Vers une agriculture familiale plus forte: Points de vue au cœur de l’Année internationale de l’agriculture familiale
French version of of the 'Towards stronger family farms: Voices in the International Year of Family Farming'
Throughout 2014, regional dialogues, civil society consultations, regional conferences and other events explored issues related to family farming. Many of these were (co-)organised by the Food and Agriculture Organization of the United Nations, the lead agency for the International Year of Family Farming. Across the regions, a set of key, common building blocks were identified to better support family farmers, raised by representatives of farmer organisations, governments, academia, international institutions and NGOs, amongst others.

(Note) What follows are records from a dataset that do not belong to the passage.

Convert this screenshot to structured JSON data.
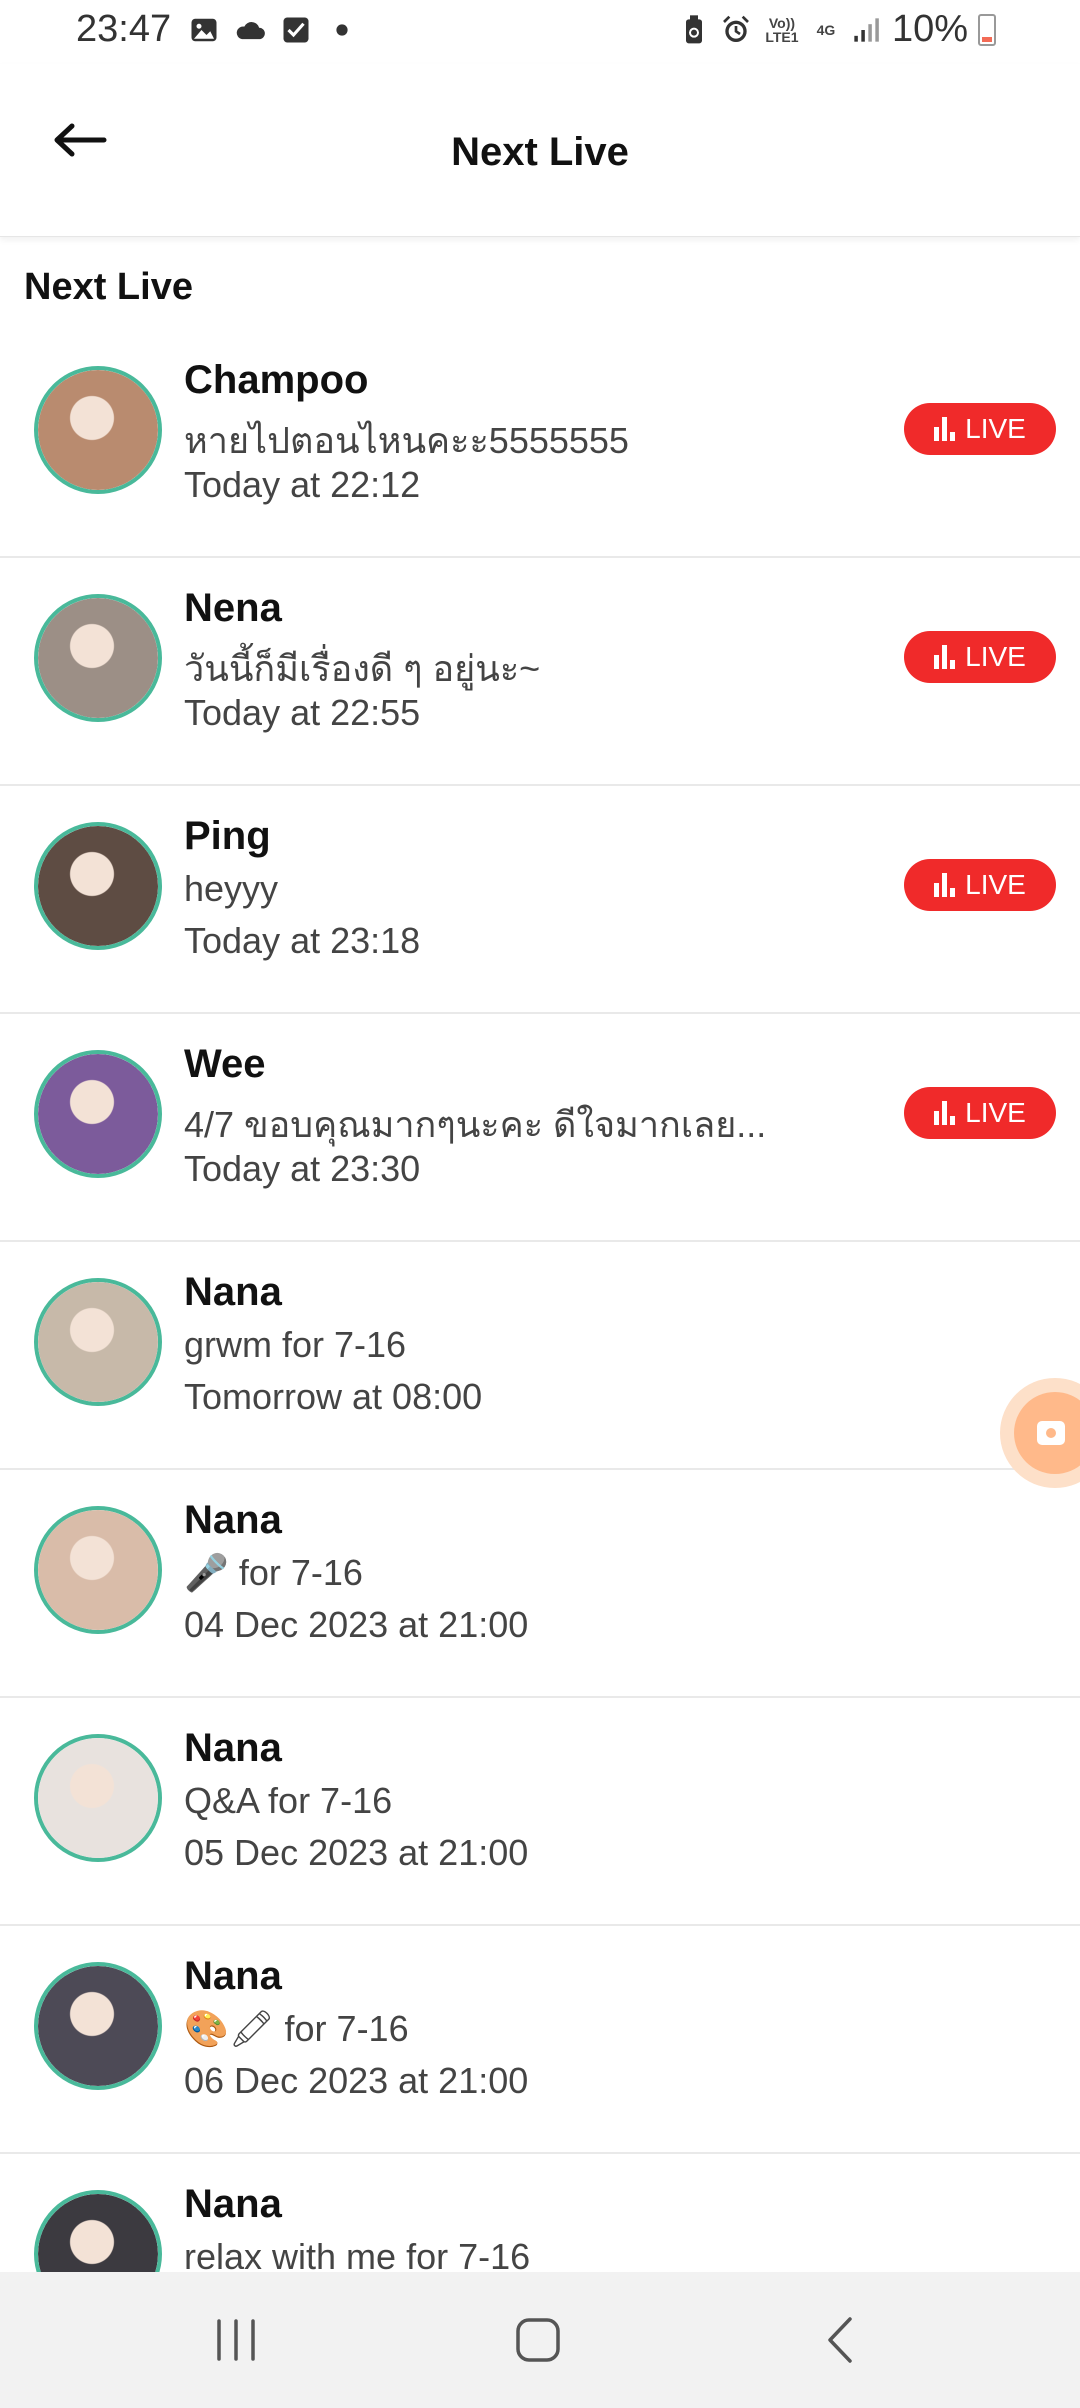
{
  "status_bar": {
    "time": "23:47",
    "battery": "10%",
    "left_icons": [
      "image-icon",
      "cloud-icon",
      "checkbox-icon",
      "dot-icon"
    ],
    "right_icons": [
      "battery-saver-icon",
      "alarm-icon",
      "volte-icon",
      "4g-icon",
      "signal-icon",
      "battery-icon"
    ],
    "volte_label": "Vo)) LTE1",
    "network_label": "4G"
  },
  "header": {
    "title": "Next Live",
    "back_icon": "arrow-left-icon"
  },
  "section_title": "Next Live",
  "live_label": "LIVE",
  "items": [
    {
      "name": "Champoo",
      "desc": "หายไปตอนไหนคะะ5555555",
      "time": "Today at 22:12",
      "live": true,
      "avatar_color": "#b98b6f"
    },
    {
      "name": "Nena",
      "desc": "วันนี้ก็มีเรื่องดี ๆ อยู่นะ~",
      "time": "Today at 22:55",
      "live": true,
      "avatar_color": "#9c8f86"
    },
    {
      "name": "Ping",
      "desc": "heyyy",
      "time": "Today at 23:18",
      "live": true,
      "avatar_color": "#5e4c43"
    },
    {
      "name": "Wee",
      "desc": "4/7 ขอบคุณมากๆนะคะ ดีใจมากเลย...",
      "time": "Today at 23:30",
      "live": true,
      "avatar_color": "#7c5b9b"
    },
    {
      "name": "Nana",
      "desc": "grwm for 7-16",
      "time": "Tomorrow at 08:00",
      "live": false,
      "avatar_color": "#c7b9a9"
    },
    {
      "name": "Nana",
      "desc": "🎤 for 7-16",
      "time": "04 Dec 2023 at 21:00",
      "live": false,
      "avatar_color": "#d9bca9"
    },
    {
      "name": "Nana",
      "desc": "Q&A for 7-16",
      "time": "05 Dec 2023 at 21:00",
      "live": false,
      "avatar_color": "#e8e2de"
    },
    {
      "name": "Nana",
      "desc": "🎨🖍 for 7-16",
      "time": "06 Dec 2023 at 21:00",
      "live": false,
      "avatar_color": "#4d4a56"
    },
    {
      "name": "Nana",
      "desc": "relax with me for 7-16",
      "time": "",
      "live": false,
      "avatar_color": "#3c3a40"
    }
  ],
  "floating_button_icon": "camera-icon",
  "nav": {
    "recents_icon": "recents-icon",
    "home_icon": "home-icon",
    "back_icon": "back-chevron-icon"
  },
  "colors": {
    "accent_live": "#f02a2a",
    "avatar_ring": "#49b99a"
  }
}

The New Alliance for Food Security and Nutrition (G8NA), was inaugurated in 2012 as a commitment by the governments of the G8, African countries and corporate sector partners to lift 50 million people out of poverty in ten years by “unleashing the power of the private sector.” Ten African countries have signed cooperation agreements and several domestic and international companies have pledged to invest in areas relevant to food security and nutrition, amounting to more than US$7 billion. The G8NA has been heavily criticized, however, and this report adds to the discussion. Core problems with the initiative are highlighted, including governance of the alliance, the dominance of large corporate actors, and that it is poorly integrated into existing international processes and agreements. It concludes with a call halting the G8NA altogether unless radical changes are implemented, such as greater transparency, more civil society participation, and framing options within Committee on World Food Security principles and guidelines.

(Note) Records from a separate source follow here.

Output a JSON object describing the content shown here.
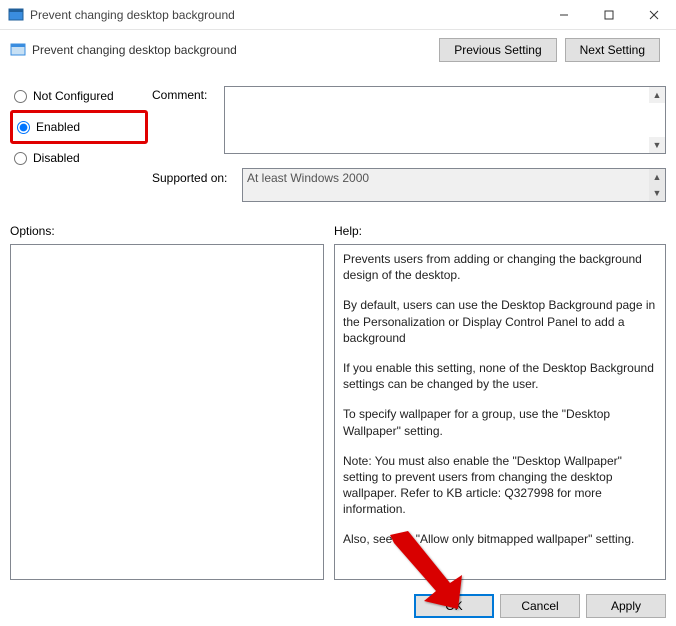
{
  "titlebar": {
    "title": "Prevent changing desktop background"
  },
  "header": {
    "title": "Prevent changing desktop background"
  },
  "nav": {
    "prev": "Previous Setting",
    "next": "Next Setting"
  },
  "radios": {
    "not_configured": "Not Configured",
    "enabled": "Enabled",
    "disabled": "Disabled"
  },
  "labels": {
    "comment": "Comment:",
    "supported": "Supported on:",
    "options": "Options:",
    "help": "Help:"
  },
  "supported_text": "At least Windows 2000",
  "help_paragraphs": {
    "p1": "Prevents users from adding or changing the background design of the desktop.",
    "p2": "By default, users can use the Desktop Background page in the Personalization or Display Control Panel to add a background",
    "p3": "If you enable this setting, none of the Desktop Background settings can be changed by the user.",
    "p4": "To specify wallpaper for a group, use the \"Desktop Wallpaper\" setting.",
    "p5": "Note: You must also enable the \"Desktop Wallpaper\" setting to prevent users from changing the desktop wallpaper. Refer to KB article: Q327998 for more information.",
    "p6": "Also, see the \"Allow only bitmapped wallpaper\" setting."
  },
  "footer": {
    "ok": "OK",
    "cancel": "Cancel",
    "apply": "Apply"
  }
}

To celebrate the International Year of family Farming, FAO produced this extensive tome dedicated to stories surrounding the actual and potential future benefits of family farming. Deep Roots contains some 70 specially commissioned articles on diverse aspects of family farming from around the world, including regional overview papers that summarise the current situation and recent developments in each. ILEIA also contributed with an agroecological perspective in ‘Unlocking the potential of family farmers with agroecology’ (pages 42-45), followed by articles on gender and youth. FAO’S Director General Jose Graziano da Silva tells us that “out of 570 million farms in the world, 500 million are family owned, making the well-being of farm families inextricably woven into the overall wellbeing of societies, with tremendous implications for food production and sustainability.” He also confirms the organisation’s commitment to supporting FAO member states in shaping enabling policies and the knowledge environment for family farming in the years to come. Many photos in the book, including the cover photo, are entries in the AgriCultures Network’s Family Farming Photo Competition.

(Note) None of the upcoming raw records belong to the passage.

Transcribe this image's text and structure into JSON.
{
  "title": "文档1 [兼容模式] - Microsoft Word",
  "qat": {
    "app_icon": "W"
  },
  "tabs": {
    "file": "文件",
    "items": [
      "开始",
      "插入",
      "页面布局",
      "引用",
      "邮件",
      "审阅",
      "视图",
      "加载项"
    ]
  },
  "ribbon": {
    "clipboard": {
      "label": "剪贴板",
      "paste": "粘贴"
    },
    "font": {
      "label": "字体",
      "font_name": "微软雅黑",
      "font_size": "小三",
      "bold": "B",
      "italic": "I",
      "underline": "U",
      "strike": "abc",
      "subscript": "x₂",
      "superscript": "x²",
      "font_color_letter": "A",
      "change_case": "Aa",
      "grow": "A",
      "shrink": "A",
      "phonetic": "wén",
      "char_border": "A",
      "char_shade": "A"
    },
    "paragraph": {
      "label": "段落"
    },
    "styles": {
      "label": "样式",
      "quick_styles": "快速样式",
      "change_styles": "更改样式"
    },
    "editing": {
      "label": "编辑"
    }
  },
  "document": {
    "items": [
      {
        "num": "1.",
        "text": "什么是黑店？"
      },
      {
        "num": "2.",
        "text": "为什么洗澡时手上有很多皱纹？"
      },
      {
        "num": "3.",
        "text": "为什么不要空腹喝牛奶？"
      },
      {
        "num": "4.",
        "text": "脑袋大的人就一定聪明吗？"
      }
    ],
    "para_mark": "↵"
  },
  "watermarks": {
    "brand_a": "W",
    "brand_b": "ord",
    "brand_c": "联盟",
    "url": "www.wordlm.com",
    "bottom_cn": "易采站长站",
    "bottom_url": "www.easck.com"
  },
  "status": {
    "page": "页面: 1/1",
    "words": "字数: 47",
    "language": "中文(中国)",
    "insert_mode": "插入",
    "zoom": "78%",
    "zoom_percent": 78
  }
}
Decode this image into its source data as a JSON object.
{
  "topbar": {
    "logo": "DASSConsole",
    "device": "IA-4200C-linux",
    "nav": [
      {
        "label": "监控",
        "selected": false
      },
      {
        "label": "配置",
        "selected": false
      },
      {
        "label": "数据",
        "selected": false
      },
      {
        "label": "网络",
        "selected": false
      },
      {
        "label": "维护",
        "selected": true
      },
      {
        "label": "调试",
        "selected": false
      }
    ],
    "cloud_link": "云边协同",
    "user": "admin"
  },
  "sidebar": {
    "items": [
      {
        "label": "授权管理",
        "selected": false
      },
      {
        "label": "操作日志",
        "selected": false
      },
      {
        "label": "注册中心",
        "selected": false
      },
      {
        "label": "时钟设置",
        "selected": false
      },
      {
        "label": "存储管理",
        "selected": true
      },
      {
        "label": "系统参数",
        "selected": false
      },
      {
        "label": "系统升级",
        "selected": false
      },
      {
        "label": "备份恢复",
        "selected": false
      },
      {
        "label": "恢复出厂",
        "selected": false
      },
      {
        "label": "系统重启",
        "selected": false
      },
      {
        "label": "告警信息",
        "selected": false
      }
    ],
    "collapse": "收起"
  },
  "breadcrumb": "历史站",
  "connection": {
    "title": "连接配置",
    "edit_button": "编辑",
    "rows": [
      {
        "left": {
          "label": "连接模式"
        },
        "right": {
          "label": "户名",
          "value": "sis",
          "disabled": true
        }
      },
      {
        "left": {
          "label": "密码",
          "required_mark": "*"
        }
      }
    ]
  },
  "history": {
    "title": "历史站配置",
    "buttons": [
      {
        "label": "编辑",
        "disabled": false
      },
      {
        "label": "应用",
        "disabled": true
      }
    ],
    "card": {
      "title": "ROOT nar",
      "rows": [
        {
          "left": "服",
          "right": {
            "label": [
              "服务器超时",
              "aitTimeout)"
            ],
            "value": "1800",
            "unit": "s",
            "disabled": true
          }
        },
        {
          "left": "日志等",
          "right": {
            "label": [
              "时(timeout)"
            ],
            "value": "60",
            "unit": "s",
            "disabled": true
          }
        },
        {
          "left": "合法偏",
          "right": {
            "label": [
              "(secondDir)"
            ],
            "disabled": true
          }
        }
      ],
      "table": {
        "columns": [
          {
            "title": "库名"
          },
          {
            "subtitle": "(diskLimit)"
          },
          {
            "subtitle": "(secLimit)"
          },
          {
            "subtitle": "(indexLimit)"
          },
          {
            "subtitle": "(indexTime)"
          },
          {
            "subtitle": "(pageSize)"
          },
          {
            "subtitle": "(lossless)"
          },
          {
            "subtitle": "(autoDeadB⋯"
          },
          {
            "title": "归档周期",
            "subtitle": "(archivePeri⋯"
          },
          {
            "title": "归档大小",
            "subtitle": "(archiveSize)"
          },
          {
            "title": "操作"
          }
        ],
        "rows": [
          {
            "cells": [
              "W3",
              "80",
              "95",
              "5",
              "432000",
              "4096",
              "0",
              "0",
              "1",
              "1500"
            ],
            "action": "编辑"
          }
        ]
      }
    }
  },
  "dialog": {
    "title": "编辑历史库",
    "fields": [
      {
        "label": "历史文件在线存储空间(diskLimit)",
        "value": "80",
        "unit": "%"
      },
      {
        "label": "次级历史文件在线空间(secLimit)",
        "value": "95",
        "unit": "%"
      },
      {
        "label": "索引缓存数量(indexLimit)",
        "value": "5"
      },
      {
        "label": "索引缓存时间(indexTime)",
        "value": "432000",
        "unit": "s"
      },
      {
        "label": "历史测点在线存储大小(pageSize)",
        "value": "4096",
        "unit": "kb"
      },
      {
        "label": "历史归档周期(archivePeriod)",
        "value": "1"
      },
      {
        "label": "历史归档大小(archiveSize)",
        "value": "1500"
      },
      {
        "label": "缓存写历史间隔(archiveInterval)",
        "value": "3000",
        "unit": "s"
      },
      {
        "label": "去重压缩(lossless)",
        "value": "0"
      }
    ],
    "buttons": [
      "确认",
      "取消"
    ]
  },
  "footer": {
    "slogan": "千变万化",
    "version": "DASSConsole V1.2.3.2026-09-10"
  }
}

For most of the last 50 years, food production has increased ahead of population growth, with much of this coming from small scale family farms. Why then are such households still disproportionately vulnerable to undernutrition? The report does not address this question, as the real answer would indicate that more extreme actions are needed than the general recommendations put forward. These are that smallholder agricultural development can be an excellent way to reduce poverty and tackle hunger, that patterns of agricultural development need steering towards more diversified food production, and that smallholder agricultural programmes need backing up with primary health care, clean water and sanitation, female empowerment and other interventions. No-one may disagree with any of these, but it appears that much more is required, and that would involve a radical change in mindset regarding a rebalancing of power between family farms and local food systems, and the farming for profit agri-business model that currently dominates.